About ten years into her career, Ms. Griffiths had two children. This did not slow her down. She took the kids with her, traveling the world and doing her job. One of her kids went to 13 countries before she was born, she said.
5. The Middle East is her Favorite Region
Ms. Griffiths went on a little rant about the Middle East. It is a safe place with some of the nicest people on Earth she told us, and warned us not to let the actions of the radicals on the fringe unduly influence us. We wouldn’t want to be judged by the likes of Timothy McViegh, she said.
In a field dominated by men, she was one of the first women photographers to work for National Geographic and being a woman was a huge asset in the Middle East. In the Arab world, it is a gender separate society. The men work and socialize in public while the women gather and work in the homes. Being a woman she was able to photograph an unseen part of the culture and make strong relationships with Arab women.
She told a story about asking permission from a male Muslim leader to photograph the breaking of the fast for Ramadan at the Dome on the Rock in Jerusalem. She was denied several times. She made friends with the leader’s wife and on the morning of the sunrise service, there was a knock at her door. “Dress modestly and bring just one camera,” said a young girl. They snuck her into the mosque and she was allowed to take photos that had never been taken before.
6. Photography Can Be Used For Positive Change
Recently, Ms. Griffiths created an organization called Ripple Effect Images. An excerpt from their webpage:
Ripple Effect Images is a team of journalists dedicated to documenting the plight of poor women and girls around the world, and highlighting the programs that are helping to empower them, especially as they deal with the devastating effects of climate change. Working closely with scientists and NGOs to identify both the needs and the innovative programs that are helping women and girls, Ripple Effect journalists make strategic trips to document these programs.

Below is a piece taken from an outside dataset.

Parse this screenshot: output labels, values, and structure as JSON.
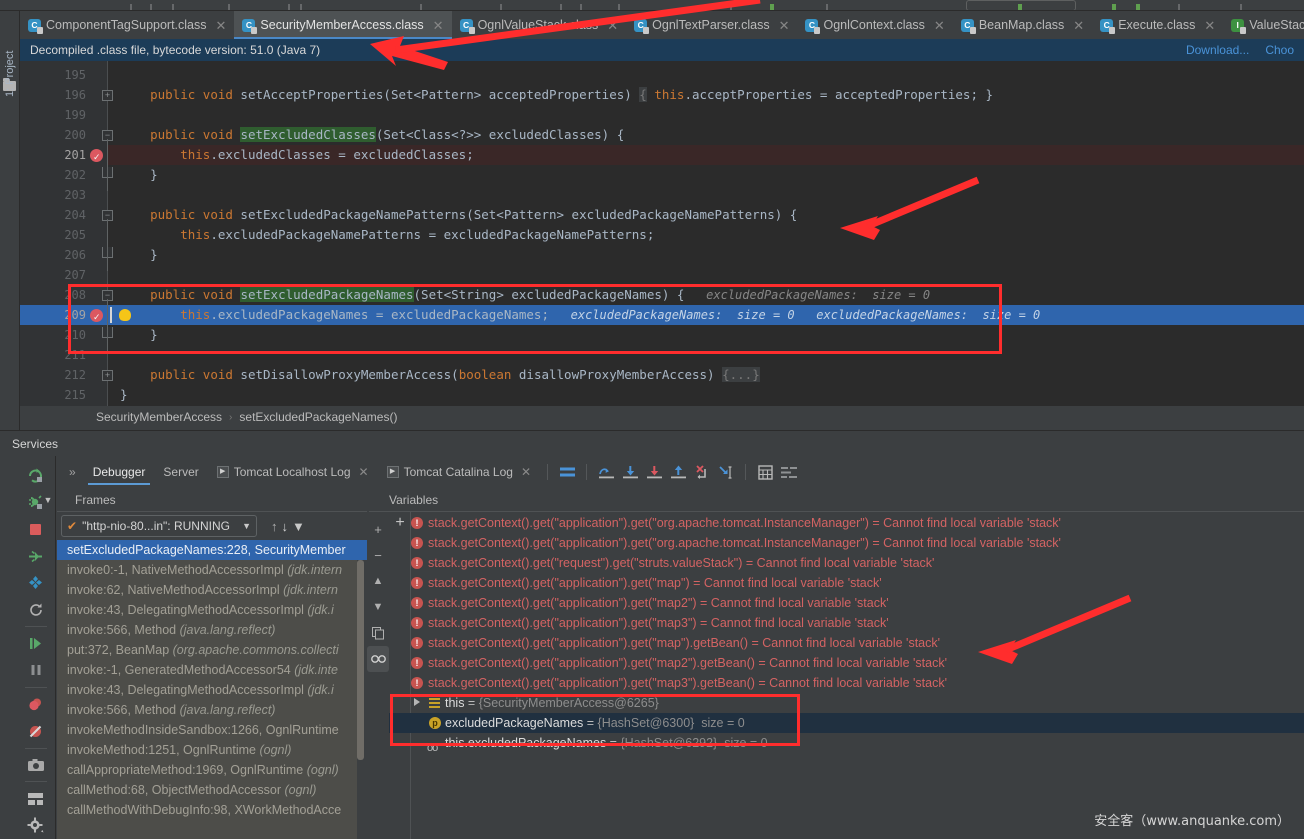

At the end of the presentation, she showed images captured as part of the charity project and talked about the ways that their photos have helped change the lives of the women. These powerful images have brought awareness to women’s issues and highlighted their struggles, but not in an exploitive way. Take a look at the photos here and you will see that they are positive and thought-provoking, not showing misery or helplessness.

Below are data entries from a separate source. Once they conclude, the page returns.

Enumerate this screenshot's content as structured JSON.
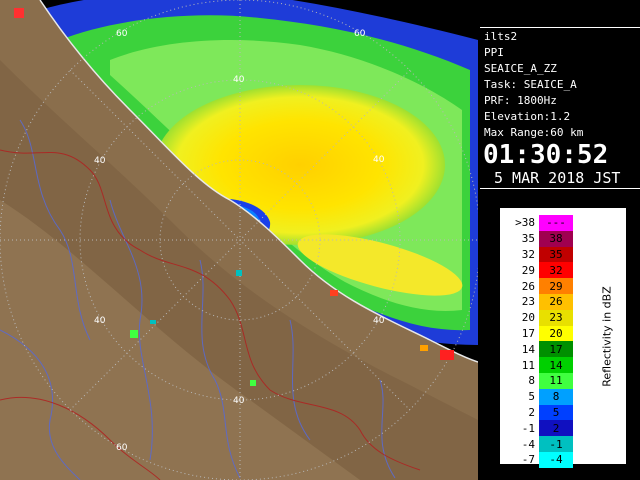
{
  "info": {
    "station": "ilts2",
    "mode": "PPI",
    "scan": "SEAICE_A_ZZ",
    "task": "Task: SEAICE_A",
    "prf": "PRF: 1800Hz",
    "elevation": "Elevation:1.2",
    "max_range": "Max Range:60 km",
    "time": "01:30:52",
    "date": "5 MAR 2018 JST"
  },
  "range_ring_labels": [
    "60",
    "40",
    "60",
    "40",
    "40",
    "40",
    "40",
    "40",
    "60"
  ],
  "legend": {
    "units": "Reflectivity in dBZ",
    "rows": [
      {
        "lo": ">38",
        "hi": "---",
        "color": "#ff00ff"
      },
      {
        "lo": "35",
        "hi": "38",
        "color": "#a00050"
      },
      {
        "lo": "32",
        "hi": "35",
        "color": "#c00000"
      },
      {
        "lo": "29",
        "hi": "32",
        "color": "#ff0000"
      },
      {
        "lo": "26",
        "hi": "29",
        "color": "#ff8000"
      },
      {
        "lo": "23",
        "hi": "26",
        "color": "#ffc000"
      },
      {
        "lo": "20",
        "hi": "23",
        "color": "#e8e000"
      },
      {
        "lo": "17",
        "hi": "20",
        "color": "#ffff00"
      },
      {
        "lo": "14",
        "hi": "17",
        "color": "#009000"
      },
      {
        "lo": "11",
        "hi": "14",
        "color": "#00d000"
      },
      {
        "lo": "8",
        "hi": "11",
        "color": "#40ff40"
      },
      {
        "lo": "5",
        "hi": "8",
        "color": "#00a0ff"
      },
      {
        "lo": "2",
        "hi": "5",
        "color": "#0040ff"
      },
      {
        "lo": "-1",
        "hi": "2",
        "color": "#1010c0"
      },
      {
        "lo": "-4",
        "hi": "-1",
        "color": "#00c0c0"
      },
      {
        "lo": "-7",
        "hi": "-4",
        "color": "#00ffff"
      }
    ]
  }
}
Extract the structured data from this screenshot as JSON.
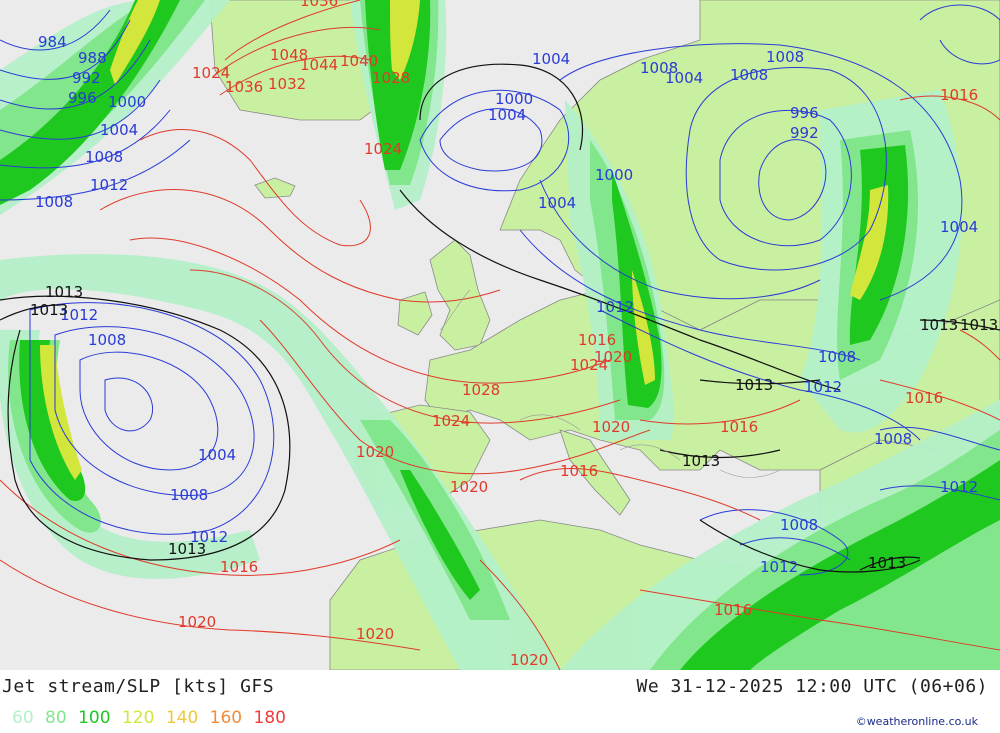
{
  "title": "Jet stream/SLP [kts] GFS",
  "datetime": "We 31-12-2025 12:00 UTC (06+06)",
  "legend": [
    {
      "label": "60",
      "color": "#b4f0c8"
    },
    {
      "label": "80",
      "color": "#82e68c"
    },
    {
      "label": "100",
      "color": "#1ec81e"
    },
    {
      "label": "120",
      "color": "#d2e63c"
    },
    {
      "label": "140",
      "color": "#f0c83c"
    },
    {
      "label": "160",
      "color": "#f08c3c"
    },
    {
      "label": "180",
      "color": "#f03c3c"
    }
  ],
  "credit": "©weatheronline.co.uk",
  "colors": {
    "sea": "#ebebeb",
    "land": "#c8f0a0",
    "isobar_low": "#2a3bd6",
    "isobar_high": "#e03a2a",
    "isobar_1013": "#111111"
  },
  "isobar_labels": {
    "blue": [
      "984",
      "988",
      "992",
      "996",
      "1000",
      "1004",
      "1008",
      "1012",
      "1008",
      "1004",
      "1008",
      "1004",
      "1000",
      "1004",
      "1000",
      "1004",
      "1008",
      "1008",
      "996",
      "992",
      "1004",
      "1012",
      "1012",
      "1008",
      "1004",
      "1008",
      "1012",
      "1008",
      "1012",
      "1008",
      "1012",
      "1008",
      "1012"
    ],
    "red": [
      "1024",
      "1036",
      "1032",
      "1048",
      "1044",
      "1040",
      "1028",
      "1024",
      "1016",
      "1020",
      "1024",
      "1028",
      "1024",
      "1020",
      "1020",
      "1020",
      "1016",
      "1016",
      "1016",
      "1016",
      "1020",
      "1020",
      "1016",
      "1016",
      "1020",
      "1036"
    ],
    "black": [
      "1013",
      "1013",
      "1013",
      "1013",
      "1013",
      "1013",
      "1013",
      "1013"
    ]
  }
}
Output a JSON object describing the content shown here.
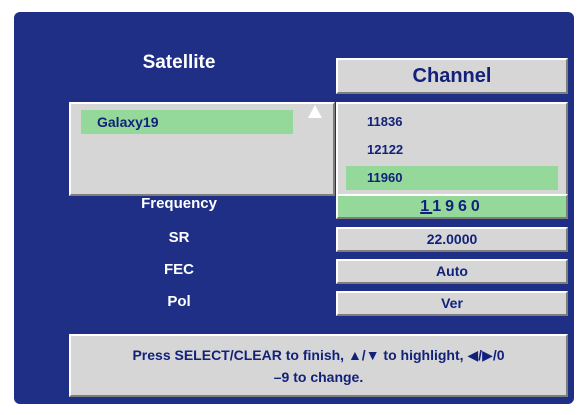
{
  "satellite": {
    "title": "Satellite",
    "items": [
      {
        "label": "Galaxy19",
        "highlighted": true
      }
    ]
  },
  "channel": {
    "title": "Channel",
    "items": [
      {
        "label": "11836",
        "highlighted": false
      },
      {
        "label": "12122",
        "highlighted": false
      },
      {
        "label": "11960",
        "highlighted": true
      }
    ]
  },
  "fields": {
    "frequency": {
      "label": "Frequency",
      "cursor_digit": "1",
      "rest": "1960"
    },
    "sr": {
      "label": "SR",
      "value": "22.0000"
    },
    "fec": {
      "label": "FEC",
      "value": "Auto"
    },
    "pol": {
      "label": "Pol",
      "value": "Ver"
    }
  },
  "help": {
    "line1": "Press SELECT/CLEAR to finish, ▲/▼ to highlight, ◀/▶/0",
    "line2": "–9 to change."
  },
  "colors": {
    "background": "#1f2f86",
    "panel": "#d6d6d6",
    "highlight": "#95d99a",
    "text": "#12217a"
  },
  "icons": {
    "scroll_up": "triangle-up-icon"
  }
}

One touching photo showed a Somali woman and her child asleep on the floor at a refugee camp. Ms. Griffiths said it was one of the toughest days of her life, that she saw so much misery and sadness that she felt hopeless, like she wasn’t able to help. A few years later she was in the United States at a charity organization and saw the photo on the wall. It had been plucked from a calendar. She asked why they chose to put that photo on the wall. The office worker explained that the lady in the photo, along with her children and husband, were granted asylum and were working locally. She felt a huge sense of satisfaction that her work had indirectly helped these people escape their situation and make a better life.
Are you familiar with Annie Griffiths’ work?
Links For Annie Griffiths’ Photography